Principles Relevant for the Disbursement and Delivery of Climate Change Financing

The ongoing discourse on global climate finance is preoccupied with the slow progress of mobilizing climate finance and how it will be governed globally. Less attention has been given to the principles guiding climate finance disbursement. These are, however, crucial, as they will determine the effectiveness and efficiency of the funds used.

  • Transparent and accountable – Safeguards are necessary to ensure that the climate funding disbursed reaches those – countries and the most vulnerable population groups within a recipient country – who need it most. In addition to applying and enforcing existing social and environmental guides to public climate financing channeled through MDBs, developing country recipients will have to also domestically apply robust monitoring, reporting and evaluation standards that are based on solid safeguards.
  • Subsidiary and national/local ownership – In order to guarantee that the disbursement of funding meets actual spending needs in developing countries, funding priorities should not be imposed upon a country or a community from the outside. Rather, funding decisions – in keeping with the concept of subsidiarity as expressed in the Paris Declaration on Aid Effectiveness and the Rio Declaration (Principle 10) – should be made at the lowest appropriate level.
  • Precautionary and timely – The absence of full scientific certainty on necessary adaptation and mitigation action should not be used as a reason to postpone or delay funding for possible climate action now (Rio Principle 15). In the absence of binding, assessed contributions of industrialized countries to pay for climate action, performance indicators are necessary to guarantee that voluntary climate finance pledges are turned into the rapid delivery of funds.

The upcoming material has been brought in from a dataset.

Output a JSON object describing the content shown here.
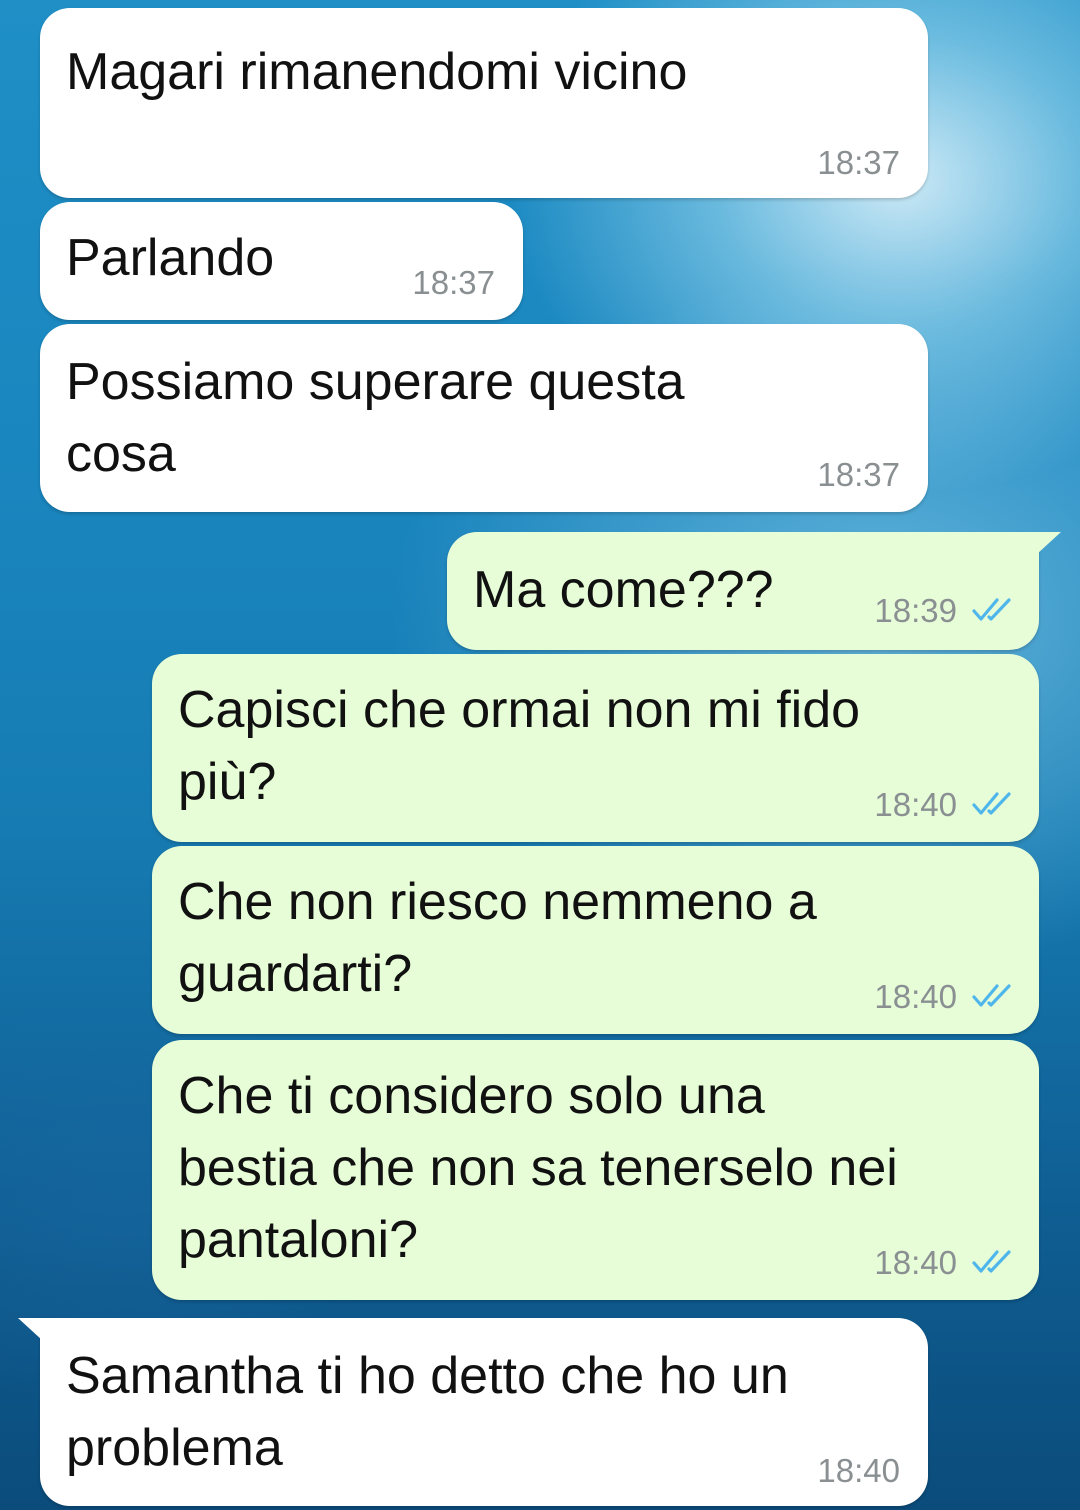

  • Appropriate – Climate funding should not place an extra development burden on the recipient country. Depending on which finance modality is used to disburse climate funds to developing countries – for example grants or loans – recipient countries (many of which are still highly indebted) might be placed in a situation where climate action would come at the expense of its own development priorities or the fulfillment of international human rights’ obligations.
  • (Directly) accessible for the most vulnerable – Access to and the benefits of climate finance should be distributed equitably, thus corresponding to the differing needs and capabilities of countries and regions to deal with the challenges of climate change, as well as the social and economic realities of recipient countries and the people living in these countries.
  • Gender equitable – Women and men, due largely to their gender roles and respective rights (or lack thereof), have differing vulnerabilities to climate change as well as differentiated capabilities to mitigate emissions, adapt to and cope with climate change impacts. These differences need to be taken into account by creating gender-aware climate financing mechanisms and gender-equitable fund disbursement guidelines and criteria.